→ Prompt: Restate the listing below word for word, pictures excluded.

==================================================

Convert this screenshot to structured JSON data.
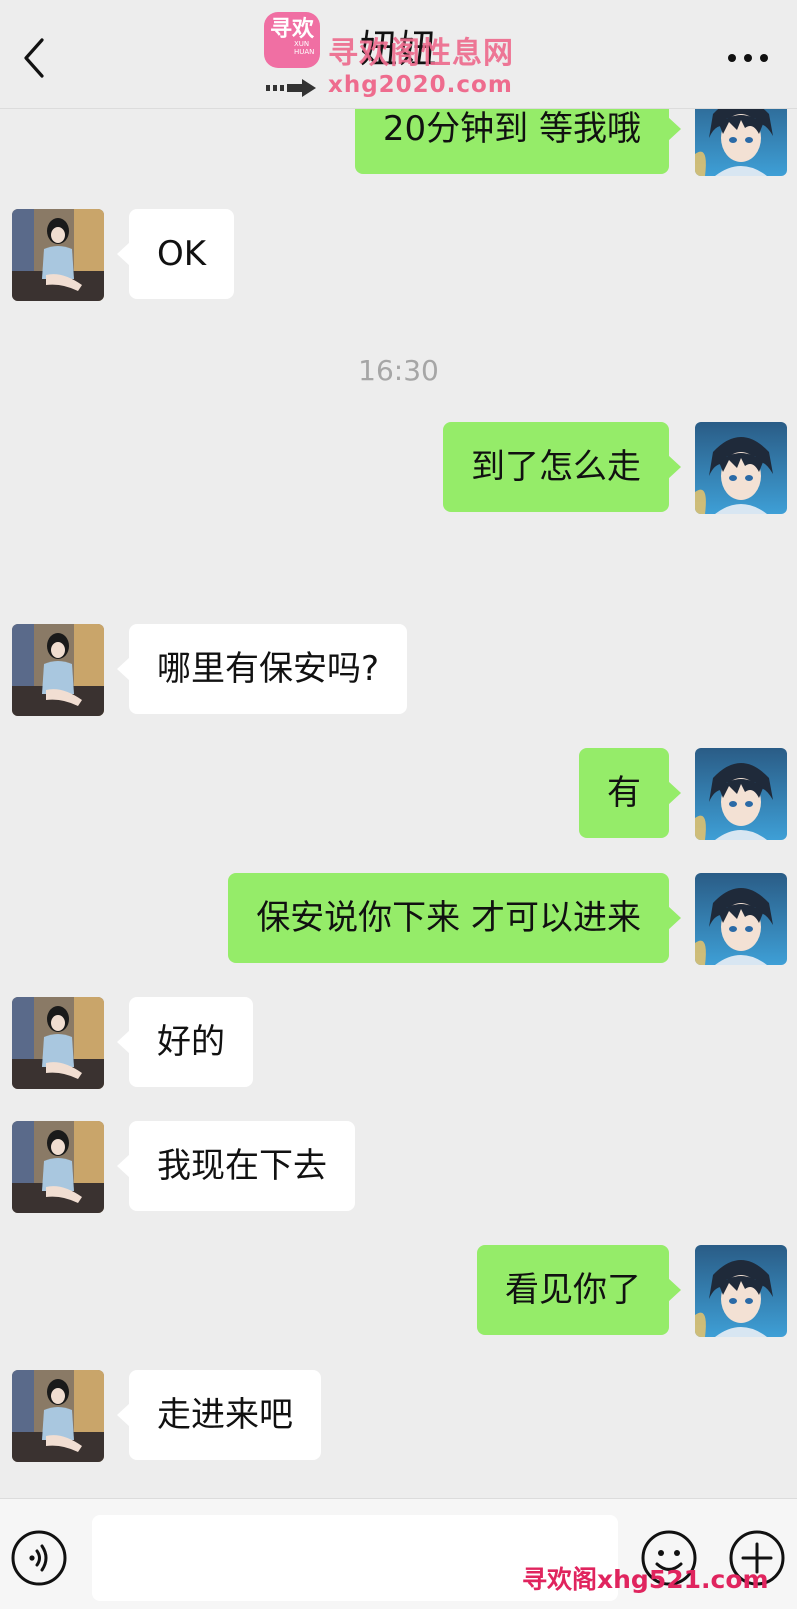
{
  "header": {
    "title": "妞妞",
    "back_icon": "chevron-left-icon",
    "more_icon": "ellipsis-icon"
  },
  "watermark_top": {
    "logo_text": "寻欢",
    "logo_sub": "XUN HUAN",
    "name": "寻欢阁性息网",
    "url": "xhg2020.com"
  },
  "watermark_bottom": {
    "text": "寻欢阁xhg521.com"
  },
  "timestamp": "16:30",
  "messages": [
    {
      "side": "out",
      "text": "20分钟到 等我哦"
    },
    {
      "side": "in",
      "text": "OK"
    },
    {
      "side": "out",
      "text": "到了怎么走"
    },
    {
      "side": "in",
      "text": "哪里有保安吗?"
    },
    {
      "side": "out",
      "text": "有"
    },
    {
      "side": "out",
      "text": "保安说你下来 才可以进来"
    },
    {
      "side": "in",
      "text": "好的"
    },
    {
      "side": "in",
      "text": "我现在下去"
    },
    {
      "side": "out",
      "text": "看见你了"
    },
    {
      "side": "in",
      "text": "走进来吧"
    }
  ],
  "input_bar": {
    "voice_icon": "voice-icon",
    "emoji_icon": "emoji-icon",
    "plus_icon": "plus-icon",
    "input_value": ""
  },
  "colors": {
    "background": "#ededed",
    "outgoing_bubble": "#95ec69",
    "incoming_bubble": "#ffffff",
    "watermark": "#ee6c8e"
  }
}
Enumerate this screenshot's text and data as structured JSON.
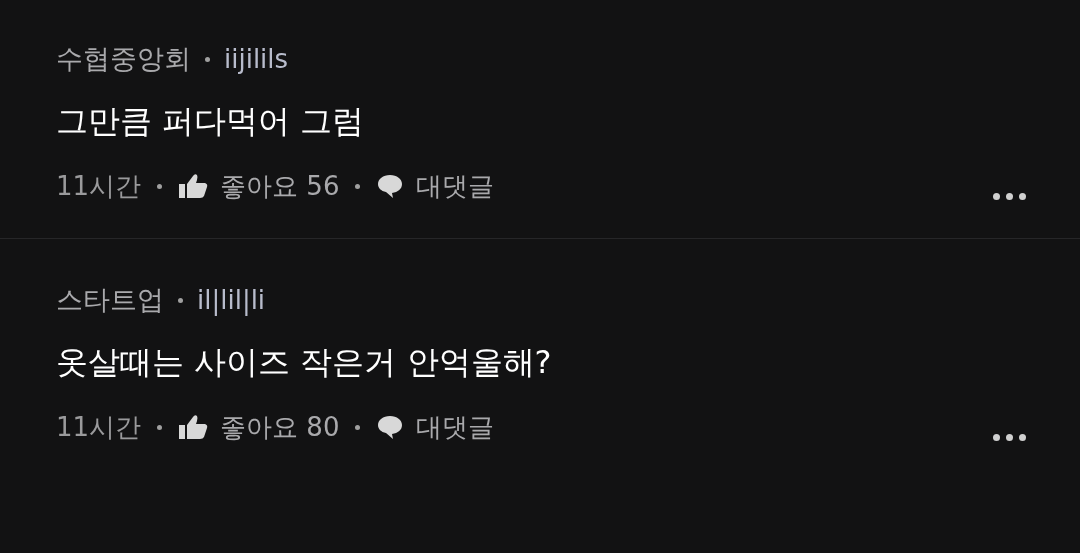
{
  "comments": [
    {
      "author": "수협중앙회",
      "username": "iijilils",
      "text": "그만큼 퍼다먹어 그럼",
      "time": "11시간",
      "like_label": "좋아요 56",
      "reply_label": "대댓글"
    },
    {
      "author": "스타트업",
      "username": "il|lil|li",
      "text": "옷살때는 사이즈 작은거 안억울해?",
      "time": "11시간",
      "like_label": "좋아요 80",
      "reply_label": "대댓글"
    }
  ]
}
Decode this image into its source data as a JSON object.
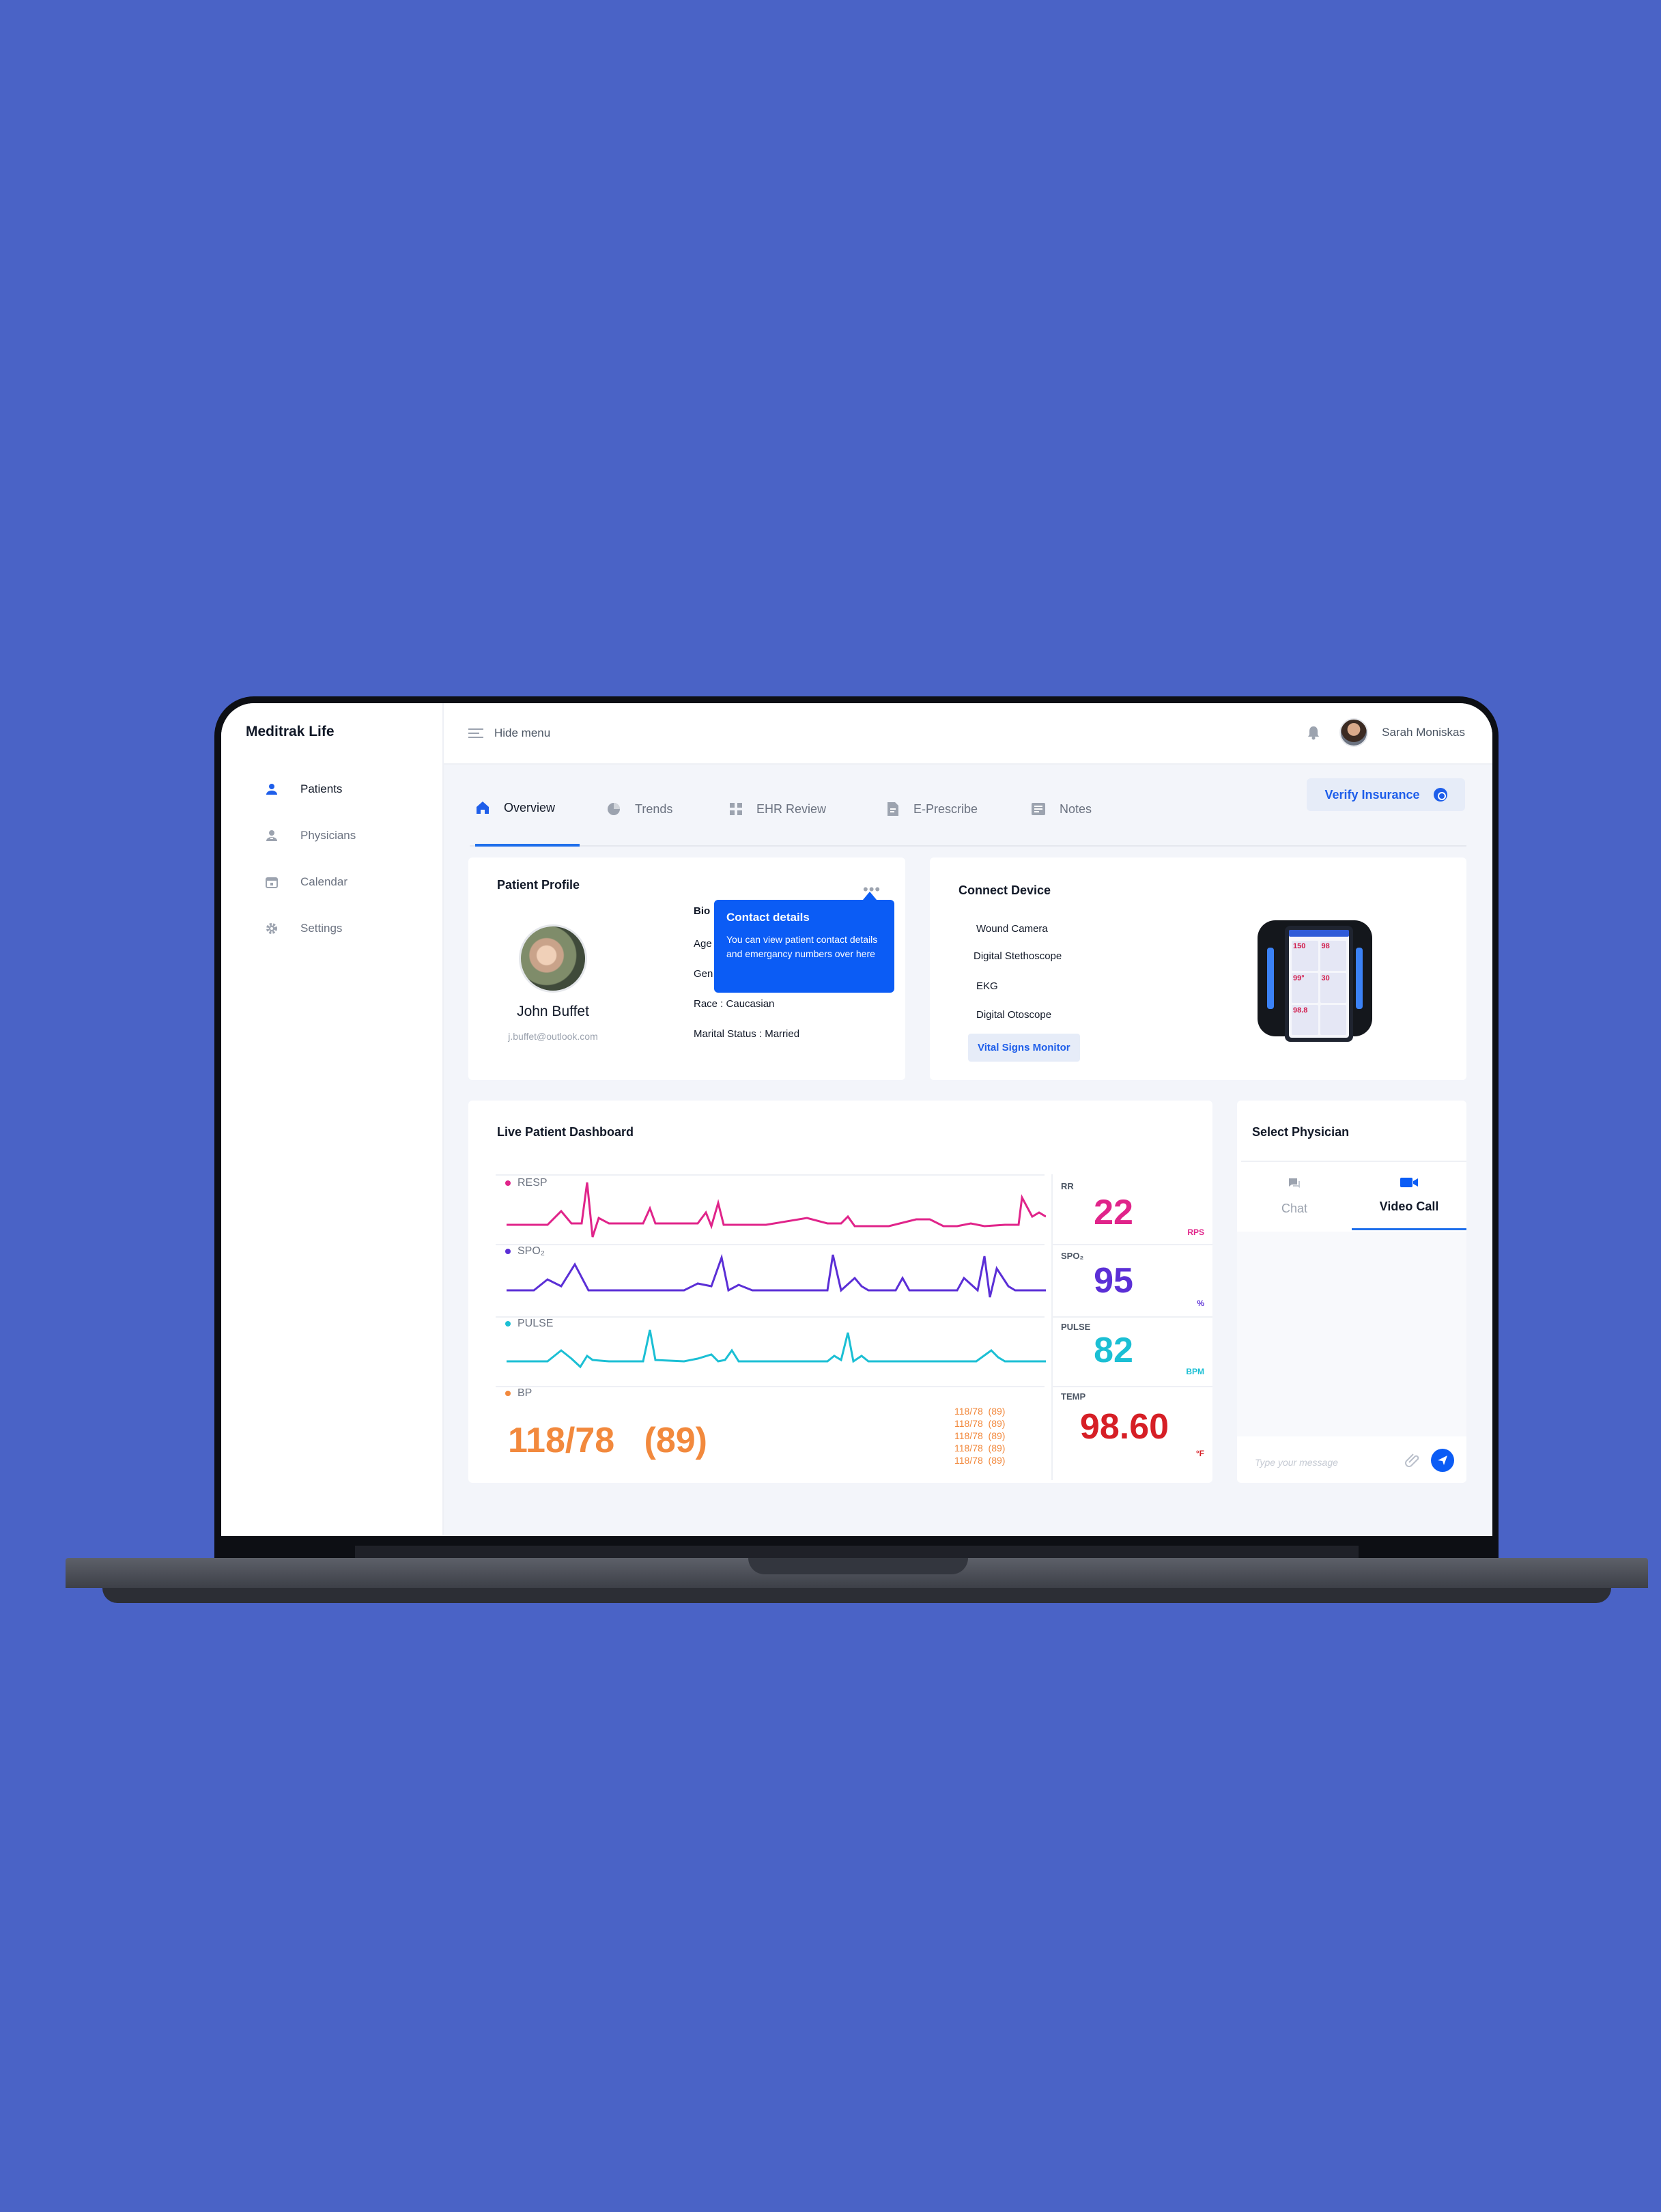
{
  "app": {
    "name": "Meditrak Life"
  },
  "sidebar": {
    "items": [
      {
        "label": "Patients",
        "icon": "person-icon",
        "active": true
      },
      {
        "label": "Physicians",
        "icon": "doctor-icon",
        "active": false
      },
      {
        "label": "Calendar",
        "icon": "calendar-icon",
        "active": false
      },
      {
        "label": "Settings",
        "icon": "gear-icon",
        "active": false
      }
    ]
  },
  "topbar": {
    "hide_menu": "Hide menu",
    "user_name": "Sarah Moniskas"
  },
  "tabs": [
    {
      "label": "Overview",
      "icon": "home-icon",
      "active": true
    },
    {
      "label": "Trends",
      "icon": "pie-chart-icon"
    },
    {
      "label": "EHR Review",
      "icon": "grid-icon"
    },
    {
      "label": "E-Prescribe",
      "icon": "document-icon"
    },
    {
      "label": "Notes",
      "icon": "notes-icon"
    }
  ],
  "verify_insurance": "Verify Insurance",
  "patient_profile": {
    "title": "Patient Profile",
    "name": "John Buffet",
    "email": "j.buffet@outlook.com",
    "bio_label": "Bio",
    "age_label": "Age",
    "gender_label": "Gen",
    "race": "Race : Caucasian",
    "marital": "Marital Status : Married"
  },
  "tooltip": {
    "title": "Contact details",
    "body": "You can view patient contact details and emergancy numbers over here"
  },
  "connect_device": {
    "title": "Connect Device",
    "devices": [
      "Wound Camera",
      "Digital Stethoscope",
      "EKG",
      "Digital Otoscope",
      "Vital Signs Monitor"
    ],
    "selected": "Vital Signs Monitor",
    "monitor_readings": [
      "150",
      "98",
      "99°",
      "30",
      "98.8",
      ""
    ]
  },
  "live_dashboard": {
    "title": "Live Patient Dashboard",
    "rows": [
      {
        "label": "RESP",
        "color": "#e0248a"
      },
      {
        "label": "SPO₂",
        "color": "#5b2fd6"
      },
      {
        "label": "PULSE",
        "color": "#1bbfd4"
      },
      {
        "label": "BP",
        "color": "#f2893d"
      }
    ],
    "bp_value": "118/78   (89)",
    "bp_history": "118/78  (89)\n118/78  (89)\n118/78  (89)\n118/78  (89)\n118/78  (89)",
    "vitals": [
      {
        "label": "RR",
        "value": "22",
        "unit": "RPS",
        "color": "#e0248a"
      },
      {
        "label": "SPO₂",
        "value": "95",
        "unit": "%",
        "color": "#5b2fd6"
      },
      {
        "label": "PULSE",
        "value": "82",
        "unit": "BPM",
        "color": "#1bbfd4"
      },
      {
        "label": "TEMP",
        "value": "98.60",
        "unit": "°F",
        "color": "#d61f26"
      }
    ]
  },
  "select_physician": {
    "title": "Select Physician",
    "tabs": [
      {
        "label": "Chat",
        "icon": "chat-icon"
      },
      {
        "label": "Video Call",
        "icon": "video-icon",
        "active": true
      }
    ],
    "message_placeholder": "Type your message"
  }
}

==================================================

→ Task response:
Convert this screenshot to structured JSON data.
{
  "header": {
    "title": "妞妞",
    "back_icon": "chevron-left-icon",
    "more_icon": "ellipsis-icon"
  },
  "watermark_top": {
    "logo_text": "寻欢",
    "logo_sub": "XUN HUAN",
    "name": "寻欢阁性息网",
    "url": "xhg2020.com"
  },
  "watermark_bottom": {
    "text": "寻欢阁xhg521.com"
  },
  "timestamp": "16:30",
  "messages": [
    {
      "side": "out",
      "text": "20分钟到 等我哦"
    },
    {
      "side": "in",
      "text": "OK"
    },
    {
      "side": "out",
      "text": "到了怎么走"
    },
    {
      "side": "in",
      "text": "哪里有保安吗?"
    },
    {
      "side": "out",
      "text": "有"
    },
    {
      "side": "out",
      "text": "保安说你下来 才可以进来"
    },
    {
      "side": "in",
      "text": "好的"
    },
    {
      "side": "in",
      "text": "我现在下去"
    },
    {
      "side": "out",
      "text": "看见你了"
    },
    {
      "side": "in",
      "text": "走进来吧"
    }
  ],
  "input_bar": {
    "voice_icon": "voice-icon",
    "emoji_icon": "emoji-icon",
    "plus_icon": "plus-icon",
    "input_value": ""
  },
  "colors": {
    "background": "#ededed",
    "outgoing_bubble": "#95ec69",
    "incoming_bubble": "#ffffff",
    "watermark": "#ee6c8e"
  }
}
Enumerate this screenshot's text and data as structured JSON.
{
  "comments": [
    {
      "author": "수협중앙회",
      "username": "iijilils",
      "text": "그만큼 퍼다먹어 그럼",
      "time": "11시간",
      "like_label": "좋아요 56",
      "reply_label": "대댓글"
    },
    {
      "author": "스타트업",
      "username": "il|lil|li",
      "text": "옷살때는 사이즈 작은거 안억울해?",
      "time": "11시간",
      "like_label": "좋아요 80",
      "reply_label": "대댓글"
    }
  ]
}
Decode this image into its source data as a JSON object.
{
  "app": {
    "name": "Meditrak Life"
  },
  "sidebar": {
    "items": [
      {
        "label": "Patients",
        "icon": "person-icon",
        "active": true
      },
      {
        "label": "Physicians",
        "icon": "doctor-icon",
        "active": false
      },
      {
        "label": "Calendar",
        "icon": "calendar-icon",
        "active": false
      },
      {
        "label": "Settings",
        "icon": "gear-icon",
        "active": false
      }
    ]
  },
  "topbar": {
    "hide_menu": "Hide menu",
    "user_name": "Sarah Moniskas"
  },
  "tabs": [
    {
      "label": "Overview",
      "icon": "home-icon",
      "active": true
    },
    {
      "label": "Trends",
      "icon": "pie-chart-icon"
    },
    {
      "label": "EHR Review",
      "icon": "grid-icon"
    },
    {
      "label": "E-Prescribe",
      "icon": "document-icon"
    },
    {
      "label": "Notes",
      "icon": "notes-icon"
    }
  ],
  "verify_insurance": "Verify Insurance",
  "patient_profile": {
    "title": "Patient Profile",
    "name": "John Buffet",
    "email": "j.buffet@outlook.com",
    "bio_label": "Bio",
    "age_label": "Age",
    "gender_label": "Gen",
    "race": "Race : Caucasian",
    "marital": "Marital Status : Married"
  },
  "tooltip": {
    "title": "Contact details",
    "body": "You can view patient contact details and emergancy numbers over here"
  },
  "connect_device": {
    "title": "Connect Device",
    "devices": [
      "Wound Camera",
      "Digital Stethoscope",
      "EKG",
      "Digital Otoscope",
      "Vital Signs Monitor"
    ],
    "selected": "Vital Signs Monitor",
    "monitor_readings": [
      "150",
      "98",
      "99°",
      "30",
      "98.8",
      ""
    ]
  },
  "live_dashboard": {
    "title": "Live Patient Dashboard",
    "rows": [
      {
        "label": "RESP",
        "color": "#e0248a"
      },
      {
        "label": "SPO₂",
        "color": "#5b2fd6"
      },
      {
        "label": "PULSE",
        "color": "#1bbfd4"
      },
      {
        "label": "BP",
        "color": "#f2893d"
      }
    ],
    "bp_value": "118/78   (89)",
    "bp_history": "118/78  (89)\n118/78  (89)\n118/78  (89)\n118/78  (89)\n118/78  (89)",
    "vitals": [
      {
        "label": "RR",
        "value": "22",
        "unit": "RPS",
        "color": "#e0248a"
      },
      {
        "label": "SPO₂",
        "value": "95",
        "unit": "%",
        "color": "#5b2fd6"
      },
      {
        "label": "PULSE",
        "value": "82",
        "unit": "BPM",
        "color": "#1bbfd4"
      },
      {
        "label": "TEMP",
        "value": "98.60",
        "unit": "°F",
        "color": "#d61f26"
      }
    ]
  },
  "select_physician": {
    "title": "Select Physician",
    "tabs": [
      {
        "label": "Chat",
        "icon": "chat-icon"
      },
      {
        "label": "Video Call",
        "icon": "video-icon",
        "active": true
      }
    ],
    "message_placeholder": "Type your message"
  }
}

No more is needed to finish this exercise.